Dr. De Lorimier, however, evokes
a very recent study (who) tried to see if there was an increased risk of lung cancer in dogs exposed to second-hand smoke, and it came out that there was no increased risk of cancer lung.
Studies in dogs also show an association between second-hand smoke, atopic dermatitis and DNA damage in oropharyngeal tissues.
The exposure of pets to tertiary smoke is also radically different from that of humans.
Since the animals are very close to the ground, they will inhale tertiary particles that are found in the carpets, and obviously humans do not walk on all fours to breathe the carpet, so they will not be exposed to that.
"The other difference in animals, says the doctor, especially in cats, is that they will lick, so in addition they will absorb through the mouth particles that will settle on the hair. They will also breathe on their hair, in addition to absorbing them by licking themselves. Especially cats, who are very diligent in their grooming. "
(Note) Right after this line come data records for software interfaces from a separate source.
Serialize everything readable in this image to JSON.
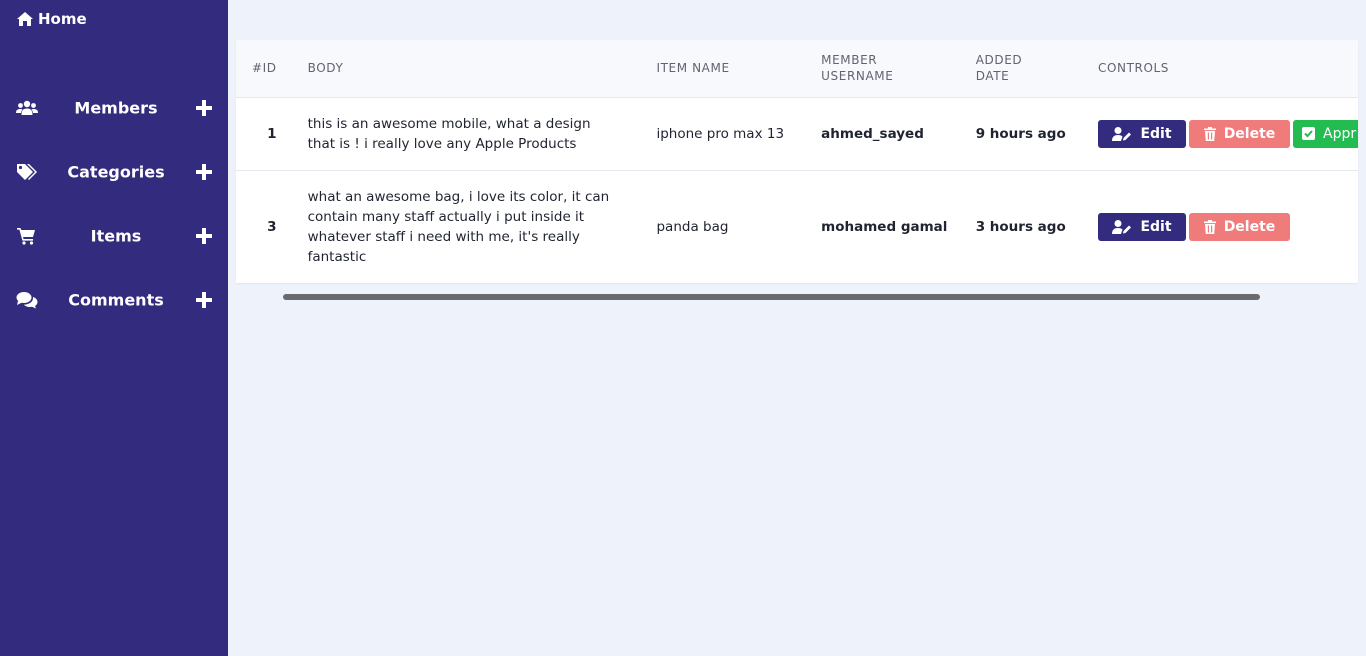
{
  "sidebar": {
    "home_label": "Home",
    "items": [
      {
        "label": "Members",
        "icon": "users-icon"
      },
      {
        "label": "Categories",
        "icon": "tags-icon"
      },
      {
        "label": "Items",
        "icon": "cart-icon"
      },
      {
        "label": "Comments",
        "icon": "comments-icon"
      }
    ]
  },
  "table": {
    "headers": {
      "id": "#ID",
      "body": "BODY",
      "item_name": "ITEM NAME",
      "member_username_1": "MEMBER",
      "member_username_2": "USERNAME",
      "added_date_1": "ADDED",
      "added_date_2": "DATE",
      "controls": "CONTROLS"
    },
    "rows": [
      {
        "id": "1",
        "body": "this is an awesome mobile, what a design that is ! i really love any Apple Products",
        "item_name": "iphone pro max 13",
        "member": "ahmed_sayed",
        "date": "9 hours ago",
        "edit": "Edit",
        "delete": "Delete",
        "approve": "Appr"
      },
      {
        "id": "3",
        "body": "what an awesome bag, i love its color, it can contain many staff actually i put inside it whatever staff i need with me, it's really fantastic",
        "item_name": "panda bag",
        "member": "mohamed gamal",
        "date": "3 hours ago",
        "edit": "Edit",
        "delete": "Delete"
      }
    ]
  },
  "colors": {
    "sidebar_bg": "#332c7e",
    "page_bg": "#eef2fb",
    "edit_btn": "#332c7e",
    "delete_btn": "#f07b7b",
    "approve_btn": "#22bc50"
  }
}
The FDA states that animals can ingest these residues by licking their owner, which becomes another
area on which they are deposited.
The role of the owners
In the absence of scientific evidence as strong as in humans, Dr. De Lorimier offers the story of a boxer who suffered from a
fulgurant pulmonary cancer, very advanced and with metastases.
Honestly, it looked more like what we see in humans who are chronic smokers, he said.
Both owners of the beast were clearly chronic smokers, elderly people with yellowed fingers. The man then tells the veterinarian that the dog insists that the cigarette be in front of his muzzle when it is not in his mouth, otherwise it becomes
According to me, this dog was dependentsaid Dr. De Lorimier.
That being said, the majority of pet owners are concerned about their health and many are ready to crush if their welfare is at stake.
The owners are not really aware of the dangers. A study in the United States showed that when homeowners were made aware of the impact this could have on their pet, many were more motivated to quit smoking.
For some people, she adds, and often long-time smokers, their pet is their main companion everyday. When they realize that their smoking could cost them this companion, they will think twice about it.
Dr. De Lorimier agrees in the same direction.
"I often saw animals that had problems that were potentially caused by chronic smoke, and I think mostly about asthma cats," he says.
"And when I told the landlord that one of the potential risk factors that make it worse is the fact that you're a smoker and you smoke in the house, the owner said to me," I'm going to stop smoking. know that I should stop for a long time, but if you tell me that I harm my pet, I will stop smoking. " We could see that he felt guilty, "he continued.
Other animals at risk
Second-hand smoke does not only threaten dogs and cats, the FDA also says.
Birds can ingest tertiary smoke particles by cleaning their feathers. They are at risk for, among other things, pneumonia, lung cancer, eye problems, skin problems and heart problems.
Guinea pigs exposed to second-hand smoke for more than six months developed microscopic lung changes similar to those seen in smokers. They also suffered from emphysema. Others lost weight because of the impact of second-hand smoke on their metabolism.
Fish are also vulnerable, since nicotine dissolves easily in water. In one experiment, a butt was thrown into an aquarium. Four days later, half of the two week old minnows that were in it were dead.
To reduce the exposure of pets to second-hand smoke, the FDA recommends smoking outdoors, washing the pet regularly to remove residues, and cleaning carpets, furniture and steam curtains.